After Farren heard Abagnale speak at a presentation, he became interested in the subject of check forging. Abagnale “talked about check washing, where they can change the name of the payee from Con Edison to Joe Blow,” Farren says. Abagnale’s company developed paper for checks that cannot be “washed,” which My Accountant now uses.

My Accountant can now print out checks on plain paper. Farren says his firm has never had a check forgery, though one check made out to a gardener was altered to change the amount. “The bank caught it,” he says.

Janis retired from My Accountant in 2007, but Farren, 72, is still with the company, which now has 11 employees, including two of Farren’s three sons. One son, Andrew, “began working for us in 1996. He is 32 years old, and he is our computer and information technology guru,” Farren says. Another son, Joe, “began working for us in 2008. He is 41, and he is our operations manager and runs the place while I’m on the road.” Joe left a career as an architect to join the firm.

Farren plans to gradually phase down, working chiefly on business development while his sons take more and more responsibility for running the company and eventually take over.

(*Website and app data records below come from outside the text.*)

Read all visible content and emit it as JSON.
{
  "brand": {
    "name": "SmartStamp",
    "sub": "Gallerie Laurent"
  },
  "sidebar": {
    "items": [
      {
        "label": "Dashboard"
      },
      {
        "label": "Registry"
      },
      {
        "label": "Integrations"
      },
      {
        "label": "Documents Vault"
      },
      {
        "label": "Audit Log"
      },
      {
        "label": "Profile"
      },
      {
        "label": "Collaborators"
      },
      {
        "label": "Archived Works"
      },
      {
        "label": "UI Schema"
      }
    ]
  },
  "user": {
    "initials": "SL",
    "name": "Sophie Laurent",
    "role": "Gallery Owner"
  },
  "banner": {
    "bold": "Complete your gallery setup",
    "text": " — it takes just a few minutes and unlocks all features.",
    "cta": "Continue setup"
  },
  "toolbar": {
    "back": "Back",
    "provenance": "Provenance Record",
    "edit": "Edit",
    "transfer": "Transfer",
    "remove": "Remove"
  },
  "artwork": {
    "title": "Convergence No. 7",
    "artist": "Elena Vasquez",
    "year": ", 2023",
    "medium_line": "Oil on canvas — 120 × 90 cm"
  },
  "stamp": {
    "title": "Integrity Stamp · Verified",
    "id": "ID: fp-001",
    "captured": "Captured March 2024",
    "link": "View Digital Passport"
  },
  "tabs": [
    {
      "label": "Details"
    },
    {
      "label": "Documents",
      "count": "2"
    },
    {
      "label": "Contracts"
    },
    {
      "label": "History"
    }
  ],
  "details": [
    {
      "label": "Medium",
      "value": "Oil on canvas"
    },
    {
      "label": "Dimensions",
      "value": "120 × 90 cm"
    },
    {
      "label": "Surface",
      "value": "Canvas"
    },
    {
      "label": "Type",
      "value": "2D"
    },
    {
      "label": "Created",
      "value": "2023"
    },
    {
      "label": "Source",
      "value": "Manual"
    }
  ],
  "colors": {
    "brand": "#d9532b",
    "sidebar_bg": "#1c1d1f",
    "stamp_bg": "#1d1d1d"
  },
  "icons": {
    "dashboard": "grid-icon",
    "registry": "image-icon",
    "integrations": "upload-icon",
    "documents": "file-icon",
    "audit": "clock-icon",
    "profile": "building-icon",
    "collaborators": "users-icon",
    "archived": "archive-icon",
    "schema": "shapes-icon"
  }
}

Would he consider selling it? “We don’t rule out a sale of the company, but it would have to be a special situation where we could bring something to the table for a larger [multifamily office] or similar business.”

The company, he says, is liked by financial advisors, who do the extra accounting work for the clients (likely at a loss) in hopes of later attracting more assets under management.

“Most planners use this service as a loss leader to [build up] money under management,” Farren says.

Mary Rowland can be reached at [email protected]. She has been a business and personal finance journalist for 30 years and has written two books for financial advisors: Best Practices and In Search of the Perfect Model.